Certain adverts have been withdrawn by the newspaper group
Torfaen AM Lynne Neagle accused Media Wales of "hypocrisy" after it carried adverts from massage parlours named as part of alleged sex trafficking.
Ms Neagle said research by her staff appeared to show sex was for sale via some adverts in the group's newspapers.
The group's parent company has now said "particular adverts" were withdrawn.
In a statement, Trinity Mirror, whose newspapers include the Western Mail, South Wales Echo and Wales on Sunday, said: "When this issue was first brought to our attention we initiated a dialogue with South Wales Police.
"In the light of the information that's been provided to us in the last few days, these particular adverts have been withdrawn.
"If we reasonably suspect or become aware of any illegal conduct on the part of a potential advertiser it goes without saying that the advertising will be refused."
Lynne Neagle AM accused Media Wales of hypocrisy
In October, the group was criticised by Ms Neagle for running adverts advertising massage parlours.
Her criticism followed an article in the South Wales Echo which quoted an Amnesty International report that claimed up to 60 women who had been trafficked into the UK were working in Cardiff brothels.
It cited the case of an 18-year-old Lithuanian girl who said she was repeatedly gang raped, beaten and threatened and made to work at three massage parlours in the city.
A leader article in the same edition of the evening paper said the "hideous trade" in sex slavery "must be stopped" and called on "every right-minded citizen" to help police "arrest these vile human traders".
Also in that edition, the newspaper's classified advertising section carried a series of adverts under a column headed "Adult massage".
At the time, Ms Neagle told AMs that all three parlours the paper had referred to had adverts in that column.
She said: "This advertising, carried through papers with whom we advertise, rakes in roughly half a million pounds a year for Media Group Wales.
"That makes them, at least in my eyes, the richest pimps in south Wales," she told AMs.
Alistair Milburn, managing director of Effective Communication and a former editor of the South Wales Echo, said newspaper editors did not have the power to withdraw such adverts.
He told BBC Radio Wales: "As an editor I had to look after, protect the brand of paper, and in my view it was a community newspaper and I would question just where these adverts sat."
Mr Milburn added that there was a danger that the "messenger was being shot".
"These institutions do exist, and I hope now that actually this doesn't get driven totally underground, which could be extremely dangerous."
Ms Neagle wanted the assembly government to withdraw its advertising through the newspaper group.

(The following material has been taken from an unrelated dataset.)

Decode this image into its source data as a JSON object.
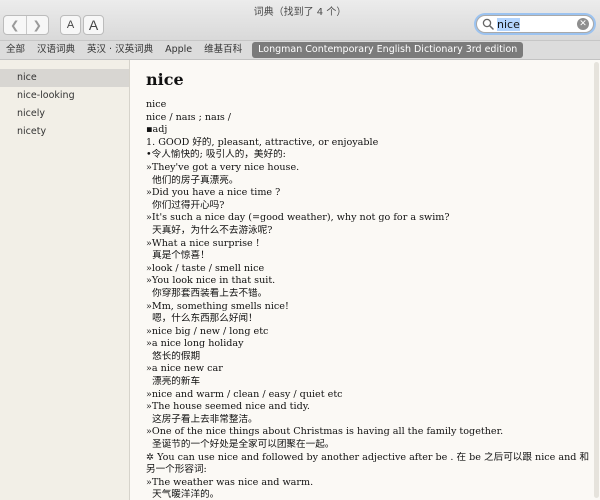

Carwyn Jones, the leader of the house, said he would look into it.